- TASK TO CARRY OUT: Spot each line in the data below containing "label" and copy it.

Dataset items
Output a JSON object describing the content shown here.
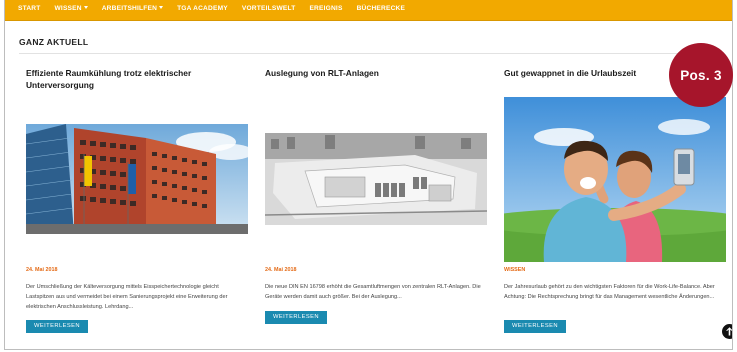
{
  "nav": {
    "items": [
      {
        "label": "START",
        "has_dropdown": false
      },
      {
        "label": "WISSEN",
        "has_dropdown": true
      },
      {
        "label": "ARBEITSHILFEN",
        "has_dropdown": true
      },
      {
        "label": "TGA ACADEMY",
        "has_dropdown": false
      },
      {
        "label": "VORTEILSWELT",
        "has_dropdown": false
      },
      {
        "label": "EREIGNIS",
        "has_dropdown": false
      },
      {
        "label": "BÜCHERECKE",
        "has_dropdown": false
      }
    ],
    "color": "#f2a900"
  },
  "section": {
    "title": "GANZ AKTUELL"
  },
  "cards": [
    {
      "title": "Effiziente Raumkühlung trotz elektrischer Unterversorgung",
      "image_icon": "office-building-photo",
      "date": "24. Mai 2018",
      "text": "Der Umschließung der Kälteversorgung mittels Eisspeichertechnologie gleicht Lastspitzen aus und vermeidet bei einem Sanierungsprojekt eine Erweiterung der elektrischen Anschlussleistung. Lehrdang...",
      "button": "WEITERLESEN"
    },
    {
      "title": "Auslegung von RLT-Anlagen",
      "image_icon": "rooftop-hvac-unit-photo",
      "date": "24. Mai 2018",
      "text": "Die neue DIN EN 16798 erhöht die Gesamtluftmengen von zentralen RLT-Anlagen. Die Geräte werden damit auch größer. Bei der Auslegung...",
      "button": "WEITERLESEN"
    },
    {
      "title": "Gut gewappnet in die Urlaubszeit",
      "image_icon": "vacation-couple-selfie-photo",
      "date": "WISSEN",
      "text": "Der Jahresurlaub gehört zu den wichtigsten Faktoren für die Work-Life-Balance. Aber Achtung: Die Rechtsprechung bringt für das Management wesentliche Änderungen...",
      "button": "WEITERLESEN"
    }
  ],
  "badge": {
    "label": "Pos. 3",
    "color": "#a6152b"
  },
  "scroll_top_icon": "arrow-up-circle-icon",
  "colors": {
    "accent": "#e46a16",
    "button": "#1a8ab0"
  }
}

- REPLY:
        "label": "START",
        "label": "WISSEN",
        "label": "ARBEITSHILFEN",
        "label": "TGA ACADEMY",
        "label": "VORTEILSWELT",
        "label": "EREIGNIS",
        "label": "BÜCHERECKE",
    "label": "Pos. 3",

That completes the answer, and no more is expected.